Structuring large three.js applications with amd-three.js

Recently I’ve been building something using Three.js, and started out by basing my code on one of the many excellent examples. Soon enough I was in a world of bliss, full of lights and shaders and all the other niceness gives you.

Unfortunately, my JavaScript code quickly started to get a bit bloated and hard to navigate, and I decided that it was to time to split up my code into separate files and modules to make it more manageable. I couldn’t find much guidance on how others had done this in the past, so I decided to roll my own solution using Require.js. The result is amd-three.js, with a live example here.

amd-three.js is meant as a starting point for more involved projects involving three.js, where having all the code in one file can quickly get unwieldy. It is also useful for prototyping, as a lot of the boilerplate is moved out of your way.

Require.js in 29 seconds

If you haven’t come across Require.js, it is a JavaScript module loader.
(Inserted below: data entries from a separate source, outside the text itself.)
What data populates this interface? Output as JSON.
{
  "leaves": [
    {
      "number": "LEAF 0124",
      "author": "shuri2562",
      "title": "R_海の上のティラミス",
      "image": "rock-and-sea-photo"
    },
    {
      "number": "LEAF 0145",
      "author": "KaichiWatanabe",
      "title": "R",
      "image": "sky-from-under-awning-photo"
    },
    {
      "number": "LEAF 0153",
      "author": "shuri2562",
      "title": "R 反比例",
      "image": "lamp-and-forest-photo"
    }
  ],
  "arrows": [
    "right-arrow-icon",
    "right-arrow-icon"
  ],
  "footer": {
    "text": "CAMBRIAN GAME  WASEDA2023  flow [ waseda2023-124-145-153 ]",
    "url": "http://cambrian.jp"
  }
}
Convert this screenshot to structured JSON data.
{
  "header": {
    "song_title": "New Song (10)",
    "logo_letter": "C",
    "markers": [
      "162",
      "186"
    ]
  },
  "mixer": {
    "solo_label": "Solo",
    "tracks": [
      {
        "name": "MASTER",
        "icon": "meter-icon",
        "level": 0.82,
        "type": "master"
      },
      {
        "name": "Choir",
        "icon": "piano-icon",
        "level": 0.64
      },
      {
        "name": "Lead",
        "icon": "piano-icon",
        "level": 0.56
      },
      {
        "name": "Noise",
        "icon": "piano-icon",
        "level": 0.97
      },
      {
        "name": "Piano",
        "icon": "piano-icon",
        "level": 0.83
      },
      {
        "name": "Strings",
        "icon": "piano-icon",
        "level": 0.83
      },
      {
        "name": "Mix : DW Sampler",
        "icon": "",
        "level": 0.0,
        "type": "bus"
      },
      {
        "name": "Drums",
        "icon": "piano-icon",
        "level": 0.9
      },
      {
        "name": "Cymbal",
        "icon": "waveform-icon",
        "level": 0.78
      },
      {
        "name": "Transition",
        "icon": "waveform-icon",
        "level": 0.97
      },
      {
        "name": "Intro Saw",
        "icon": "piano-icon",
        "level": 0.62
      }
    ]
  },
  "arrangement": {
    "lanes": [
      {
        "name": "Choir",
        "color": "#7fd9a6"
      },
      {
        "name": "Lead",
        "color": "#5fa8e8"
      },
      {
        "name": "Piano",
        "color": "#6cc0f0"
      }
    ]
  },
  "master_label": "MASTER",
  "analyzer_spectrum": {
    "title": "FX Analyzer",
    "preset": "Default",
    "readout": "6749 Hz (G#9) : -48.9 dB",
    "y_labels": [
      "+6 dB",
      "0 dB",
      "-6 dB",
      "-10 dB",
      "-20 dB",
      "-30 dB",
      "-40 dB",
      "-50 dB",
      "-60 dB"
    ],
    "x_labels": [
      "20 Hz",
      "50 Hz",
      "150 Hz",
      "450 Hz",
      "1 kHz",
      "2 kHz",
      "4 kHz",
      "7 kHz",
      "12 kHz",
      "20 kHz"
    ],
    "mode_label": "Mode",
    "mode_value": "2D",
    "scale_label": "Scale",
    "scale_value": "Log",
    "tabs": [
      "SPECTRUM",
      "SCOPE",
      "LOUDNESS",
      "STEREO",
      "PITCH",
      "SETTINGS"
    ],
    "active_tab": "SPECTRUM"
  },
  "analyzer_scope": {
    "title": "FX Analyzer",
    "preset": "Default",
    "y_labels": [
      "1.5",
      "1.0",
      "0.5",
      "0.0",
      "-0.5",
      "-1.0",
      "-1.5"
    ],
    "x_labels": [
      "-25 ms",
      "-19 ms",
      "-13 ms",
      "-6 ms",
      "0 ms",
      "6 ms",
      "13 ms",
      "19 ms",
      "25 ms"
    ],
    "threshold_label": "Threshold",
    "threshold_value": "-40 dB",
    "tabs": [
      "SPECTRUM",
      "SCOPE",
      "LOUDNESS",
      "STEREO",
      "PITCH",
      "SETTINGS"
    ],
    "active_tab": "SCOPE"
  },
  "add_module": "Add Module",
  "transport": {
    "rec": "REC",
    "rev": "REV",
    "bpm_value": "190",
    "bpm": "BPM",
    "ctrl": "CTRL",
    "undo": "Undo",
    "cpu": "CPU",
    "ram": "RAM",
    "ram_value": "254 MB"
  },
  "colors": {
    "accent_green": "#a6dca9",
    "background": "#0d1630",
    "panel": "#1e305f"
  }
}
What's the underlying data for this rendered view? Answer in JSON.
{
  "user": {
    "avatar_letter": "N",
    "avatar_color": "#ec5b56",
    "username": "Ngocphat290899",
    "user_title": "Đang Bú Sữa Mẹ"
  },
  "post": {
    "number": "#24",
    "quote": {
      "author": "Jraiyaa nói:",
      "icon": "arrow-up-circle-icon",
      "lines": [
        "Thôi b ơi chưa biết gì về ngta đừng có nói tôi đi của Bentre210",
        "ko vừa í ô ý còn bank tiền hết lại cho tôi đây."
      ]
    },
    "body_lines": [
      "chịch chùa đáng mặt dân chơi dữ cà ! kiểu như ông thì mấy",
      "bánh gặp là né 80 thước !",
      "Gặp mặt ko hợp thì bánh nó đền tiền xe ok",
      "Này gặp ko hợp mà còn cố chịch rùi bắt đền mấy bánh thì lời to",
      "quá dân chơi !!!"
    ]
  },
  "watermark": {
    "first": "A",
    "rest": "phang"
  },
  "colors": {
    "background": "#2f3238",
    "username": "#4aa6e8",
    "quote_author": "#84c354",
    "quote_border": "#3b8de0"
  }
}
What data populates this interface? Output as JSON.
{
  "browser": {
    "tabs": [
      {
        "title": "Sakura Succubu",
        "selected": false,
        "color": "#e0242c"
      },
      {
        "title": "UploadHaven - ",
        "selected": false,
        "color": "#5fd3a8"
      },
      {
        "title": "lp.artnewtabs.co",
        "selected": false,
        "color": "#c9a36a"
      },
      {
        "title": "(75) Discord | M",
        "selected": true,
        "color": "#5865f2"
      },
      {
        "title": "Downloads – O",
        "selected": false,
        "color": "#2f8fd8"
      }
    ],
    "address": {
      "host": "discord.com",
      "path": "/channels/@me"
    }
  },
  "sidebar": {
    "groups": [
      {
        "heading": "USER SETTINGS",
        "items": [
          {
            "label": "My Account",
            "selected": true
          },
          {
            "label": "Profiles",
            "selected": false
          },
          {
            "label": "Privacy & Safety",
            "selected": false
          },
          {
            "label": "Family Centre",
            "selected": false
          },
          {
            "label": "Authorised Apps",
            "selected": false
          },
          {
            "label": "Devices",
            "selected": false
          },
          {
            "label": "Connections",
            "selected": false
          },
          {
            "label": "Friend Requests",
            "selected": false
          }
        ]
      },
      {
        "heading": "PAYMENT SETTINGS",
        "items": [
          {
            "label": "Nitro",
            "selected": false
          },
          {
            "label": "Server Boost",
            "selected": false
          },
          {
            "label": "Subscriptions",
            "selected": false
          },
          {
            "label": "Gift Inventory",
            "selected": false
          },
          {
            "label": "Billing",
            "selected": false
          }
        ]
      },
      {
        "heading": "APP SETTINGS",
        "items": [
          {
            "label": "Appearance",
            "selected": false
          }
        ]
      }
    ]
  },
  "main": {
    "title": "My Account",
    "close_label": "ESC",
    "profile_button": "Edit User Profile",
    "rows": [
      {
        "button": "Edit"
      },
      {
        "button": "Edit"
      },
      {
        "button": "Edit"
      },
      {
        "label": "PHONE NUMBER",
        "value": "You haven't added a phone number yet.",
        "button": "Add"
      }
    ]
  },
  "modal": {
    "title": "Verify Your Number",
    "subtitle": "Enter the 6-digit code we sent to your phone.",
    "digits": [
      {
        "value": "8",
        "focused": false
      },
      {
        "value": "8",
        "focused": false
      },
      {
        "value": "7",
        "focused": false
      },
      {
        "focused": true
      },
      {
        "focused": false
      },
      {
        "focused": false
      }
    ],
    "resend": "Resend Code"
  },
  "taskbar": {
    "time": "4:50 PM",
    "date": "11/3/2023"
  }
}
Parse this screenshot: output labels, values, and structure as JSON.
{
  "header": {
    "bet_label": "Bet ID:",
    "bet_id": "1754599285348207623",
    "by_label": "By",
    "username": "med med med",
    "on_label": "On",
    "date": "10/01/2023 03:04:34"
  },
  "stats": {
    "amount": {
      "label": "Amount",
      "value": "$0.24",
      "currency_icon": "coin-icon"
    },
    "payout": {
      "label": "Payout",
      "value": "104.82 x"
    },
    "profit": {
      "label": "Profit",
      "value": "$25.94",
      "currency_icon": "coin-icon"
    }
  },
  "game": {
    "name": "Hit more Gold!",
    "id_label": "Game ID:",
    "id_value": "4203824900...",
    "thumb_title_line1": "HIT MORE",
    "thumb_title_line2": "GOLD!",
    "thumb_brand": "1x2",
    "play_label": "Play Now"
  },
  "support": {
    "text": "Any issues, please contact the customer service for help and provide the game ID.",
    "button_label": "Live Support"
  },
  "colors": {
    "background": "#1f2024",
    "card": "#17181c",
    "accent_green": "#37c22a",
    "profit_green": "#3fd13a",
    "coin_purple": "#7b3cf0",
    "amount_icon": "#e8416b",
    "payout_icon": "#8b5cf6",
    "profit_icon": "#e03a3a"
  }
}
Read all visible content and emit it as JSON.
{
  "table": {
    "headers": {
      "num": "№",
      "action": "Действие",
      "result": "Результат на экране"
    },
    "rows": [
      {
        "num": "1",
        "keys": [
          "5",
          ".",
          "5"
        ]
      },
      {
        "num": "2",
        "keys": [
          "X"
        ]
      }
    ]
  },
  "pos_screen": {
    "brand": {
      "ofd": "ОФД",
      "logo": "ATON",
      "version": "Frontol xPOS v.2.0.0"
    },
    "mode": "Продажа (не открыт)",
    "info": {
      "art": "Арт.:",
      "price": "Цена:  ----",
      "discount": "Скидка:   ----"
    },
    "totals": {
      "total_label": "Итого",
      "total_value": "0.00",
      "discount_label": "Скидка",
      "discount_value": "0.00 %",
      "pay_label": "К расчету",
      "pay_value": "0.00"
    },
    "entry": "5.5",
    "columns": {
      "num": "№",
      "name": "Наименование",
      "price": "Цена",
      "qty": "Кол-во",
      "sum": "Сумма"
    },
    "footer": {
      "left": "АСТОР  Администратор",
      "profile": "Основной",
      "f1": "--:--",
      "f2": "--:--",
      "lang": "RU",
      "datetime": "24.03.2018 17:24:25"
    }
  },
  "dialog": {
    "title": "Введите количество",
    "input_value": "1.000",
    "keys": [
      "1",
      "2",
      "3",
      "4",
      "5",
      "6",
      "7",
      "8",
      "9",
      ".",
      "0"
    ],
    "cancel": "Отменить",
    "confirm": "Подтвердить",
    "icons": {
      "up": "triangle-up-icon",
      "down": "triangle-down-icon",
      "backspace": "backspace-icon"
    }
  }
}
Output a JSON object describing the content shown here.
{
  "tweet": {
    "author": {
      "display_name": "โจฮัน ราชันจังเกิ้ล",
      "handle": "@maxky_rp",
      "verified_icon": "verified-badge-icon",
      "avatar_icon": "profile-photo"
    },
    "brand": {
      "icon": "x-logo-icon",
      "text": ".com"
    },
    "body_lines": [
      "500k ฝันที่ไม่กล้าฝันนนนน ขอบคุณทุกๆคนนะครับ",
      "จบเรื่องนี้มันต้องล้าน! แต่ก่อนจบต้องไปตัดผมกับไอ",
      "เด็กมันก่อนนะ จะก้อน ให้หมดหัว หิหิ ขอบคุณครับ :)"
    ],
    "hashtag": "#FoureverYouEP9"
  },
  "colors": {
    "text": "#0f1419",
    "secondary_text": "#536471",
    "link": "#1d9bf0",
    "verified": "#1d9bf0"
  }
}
With it you can split your code into modules, passing in dependencies and having Require.js figure out how to link stuff up for you.

A module, container.js might look like this:

define( ["three"], function( THREE ) {
  return document.getElementById( 'threejs-container' );
} );

…while a module that includes container.js like this:

define( ["three", "container"], function( THREE, container ) {
  // do something with container
} );

That should give you enough of an idea of what Require.js does, for more detail see http://requirejs.org

amd-three.js structure

Following Require.js convention, the JavaScript file structure is like so:

/js/
  |--require.js
  |--main.js
  /app/
    |--app.js
    |--camera.js
    |-- other app files
  /lib/
    |--three.js
    |--three.min.js
    |-- other three.js components

main.js

This is the entry point into the code, where we configure require.js and start the app.

/app/app.js

Here we have the meat of the app, with two methods init() and animate(), which main.js will call for us to get the app running.

/lib/

The lib directory is for storing the three.js library and extensions. More on this below.

app.js

When you first check out the amd-three.js source, the first place you’ll likely want to go to make modifications is /app/app.js. Here’s how it might look:

define( ["three", "camera", "geometry", "light", "material", "renderer", "scene"],
function( three, camera, geometry, light, material, renderer, scene ) {
  var app = {
    mesh: new THREE.Mesh( geometry["cube"], material["grass"] ),
    init: function() {
      scene.add( app.mesh );
      light.target = app.mesh;
    },
    animate: function() {
      requestAnimationFrame( app.animate );
      app.mesh.rotation.x += 0.005;
      renderer.render( scene, camera );
    }
  }
  return app;
} );

As you can see, quite a few dependencies are being passed in. These are all located in files with corresponding names, e.g. the source to the camera object is in app/camera.js.

The above code first creates a mesh (app.mesh) from a geometry (geometry["cube"]) and a material (material["grass"]). The init method then adds it to the scene and points the light at it. Finally, the animate method rotates our mesh and tells our renderer to render.

Singletons

The modules that we depend on in app.js also have dependencies, and it is often the case that these dependencies are shared with app.js. For example, light.js needs to know about the scene so that it can add itself to it:

define( ["three", "scene"], function( THREE, scene ) {
  var light = new THREE.DirectionalLight( 0xff3bff );
  light.position.set( 0, 0, 300 );
  scene.add( light );
  return light;
} );

An important thing to realize is that the scene object being passed in here is the same scene object that app.js receives – as Require.js only initializes the modules once. As such, we can be sure that the light will shine on the same scene that we later add the mesh to.

Bundling up three.js

Unfortunately, three.js currently doesn’t come as an AMD module and as such we need to build a shim around it, so we can include it in other modules. For details on how this is done, see the Require.js documentation. One thing to note is that the /lib/three.js file is used to bring together all of the Three.js components, so that we don’t have to inject them all separately every time we want to use Three.js.

Also, the shim does not remove the THREE object from the global namespace, so technically we don’t need to pass it in as an explicit dependency into our modules. However, it good for future compatibility to do so, so that our code continues to work when an AMD-compliant Three.js module does appear.

…well?

I’d love to hear from others who have created larger projects with Three.js about their experiences, and views on this approach. Be sure to check out the code on github as well as the live example